Guam is a tiny island somewhere in the Pacific Ocean. Most people couldn’t tell you where it is. Heck, if you gave me a map and told me to point it out I’d jab my finger somewhere random in the middle of the Pacific Ocean and tell you there it is. And you’d probably believe me. Most people don’t even know what a Guam is. The place only received any attention because the North Koreans threatened to nuke it.
I grew up in New York City, where the number of people in my apartment complex was roughly equal to the population of Guam. A city where the honking of cars, and the bustling of people was music to your ears. Moving to this island was a drastic change for sure. I’d grown up with a Dunkin Donuts, Starbucks, and Chipotle on every single block – all of which were necessities to me by the way. (There was one month where I ate a Chipotle bowl every day for breakfast, lunch, AND dinner. Judge me as you will, it was fucking delicious and I have no regrets). None of those restaurants exist on this island. And believe me when I say I have looked, and looked, and looked… and looked…

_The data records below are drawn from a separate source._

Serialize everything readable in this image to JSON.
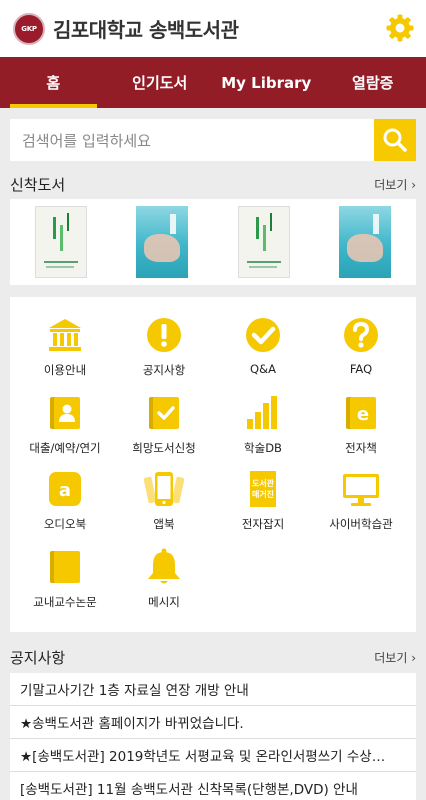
{
  "header": {
    "seal_text": "GKP",
    "title": "김포대학교 송백도서관",
    "settings_icon": "gear-icon",
    "accent_color": "#f5c800"
  },
  "nav": {
    "tabs": [
      {
        "label": "홈",
        "active": true
      },
      {
        "label": "인기도서",
        "active": false
      },
      {
        "label": "My Library",
        "active": false
      },
      {
        "label": "열람증",
        "active": false
      }
    ],
    "bar_color": "#931d27"
  },
  "search": {
    "placeholder": "검색어를 입력하세요",
    "button_icon": "search-icon"
  },
  "new_books": {
    "title": "신착도서",
    "more_label": "더보기 ›",
    "covers": [
      "green-cover",
      "teal-cover",
      "green-cover",
      "teal-cover"
    ]
  },
  "menu": {
    "icon_color": "#f5c800",
    "items": [
      {
        "label": "이용안내",
        "icon": "library-building-icon"
      },
      {
        "label": "공지사항",
        "icon": "exclamation-circle-icon"
      },
      {
        "label": "Q&A",
        "icon": "checkmark-circle-icon"
      },
      {
        "label": "FAQ",
        "icon": "question-circle-icon"
      },
      {
        "label": "대출/예약/연기",
        "icon": "person-book-icon"
      },
      {
        "label": "희망도서신청",
        "icon": "check-book-icon"
      },
      {
        "label": "학술DB",
        "icon": "bar-chart-icon"
      },
      {
        "label": "전자책",
        "icon": "ebook-icon"
      },
      {
        "label": "오디오북",
        "icon": "audiobook-icon"
      },
      {
        "label": "앱북",
        "icon": "smartphone-icon"
      },
      {
        "label": "전자잡지",
        "icon": "magazine-icon"
      },
      {
        "label": "사이버학습관",
        "icon": "monitor-icon"
      },
      {
        "label": "교내교수논문",
        "icon": "paper-book-icon"
      },
      {
        "label": "메시지",
        "icon": "bell-icon"
      }
    ],
    "magazine_icon_text": "도서관\n매거진"
  },
  "notices": {
    "title": "공지사항",
    "more_label": "더보기 ›",
    "items": [
      "기말고사기간 1층 자료실 연장 개방 안내",
      "★송백도서관 홈페이지가 바뀌었습니다.",
      "★[송백도서관] 2019학년도 서평교육 및 온라인서평쓰기 수상…",
      "[송백도서관] 11월 송백도서관 신착목록(단행본,DVD) 안내"
    ]
  }
}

The change from city life to island life was brutal at first. There are so many things a massive city like Manhattan has to offer that a tiny island simply can’t (decent wifi for one). Customer service is slow. There is a monopoly over the cell phone lines, so the prices are higher and the connection is slower. You can’t drive anywhere without the disaster that are Guam’s roads jolting your car worse than the Derby Racer Roller Coaster. If you think littering is bad in the city, you haven’t seen the half of it. You’ll find more empty beer cans and random junk while strolling down a beach than in a hobo’s shopping cart.

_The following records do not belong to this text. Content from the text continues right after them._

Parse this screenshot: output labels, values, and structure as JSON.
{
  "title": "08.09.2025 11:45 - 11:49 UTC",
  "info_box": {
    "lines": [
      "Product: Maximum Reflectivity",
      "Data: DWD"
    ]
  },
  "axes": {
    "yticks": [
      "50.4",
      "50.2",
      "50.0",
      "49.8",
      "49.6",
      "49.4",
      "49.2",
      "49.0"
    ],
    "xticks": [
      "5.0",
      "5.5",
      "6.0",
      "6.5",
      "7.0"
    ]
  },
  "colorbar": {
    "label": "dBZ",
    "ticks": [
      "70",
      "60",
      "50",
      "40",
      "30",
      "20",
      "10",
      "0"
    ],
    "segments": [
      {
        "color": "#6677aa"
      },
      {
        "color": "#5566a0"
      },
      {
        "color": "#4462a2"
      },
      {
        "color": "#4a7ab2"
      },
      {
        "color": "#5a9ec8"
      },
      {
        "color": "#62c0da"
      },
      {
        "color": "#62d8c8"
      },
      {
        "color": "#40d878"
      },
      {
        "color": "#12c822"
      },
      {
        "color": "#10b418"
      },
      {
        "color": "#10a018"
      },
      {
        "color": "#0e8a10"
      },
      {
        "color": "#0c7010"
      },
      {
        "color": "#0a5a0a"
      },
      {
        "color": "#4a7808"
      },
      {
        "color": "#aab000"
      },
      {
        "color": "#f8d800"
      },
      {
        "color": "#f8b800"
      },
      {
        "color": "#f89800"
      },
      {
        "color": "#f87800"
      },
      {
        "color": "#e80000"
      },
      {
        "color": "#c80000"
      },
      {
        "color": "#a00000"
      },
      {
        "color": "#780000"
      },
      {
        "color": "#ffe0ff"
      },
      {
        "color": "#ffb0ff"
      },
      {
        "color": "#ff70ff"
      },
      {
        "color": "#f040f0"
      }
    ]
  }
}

But once in a while you find peace of mind. When you hike up Mount Lamlam, the tallest peak on the island, and look out past the horizon. There are no honking horns or weirdos harassing you. All you hear is the far off lull of the sea. All you feel is the sweet, sweet wind brushing against your face. Then there’s the smell. No stinking sewage. Only the scent of grass, and wood, and smoke, and holy shit something is on fire!
And now you’re scrambling for cover because the grass is on fire because the heat has dried everything out.
This is Guam.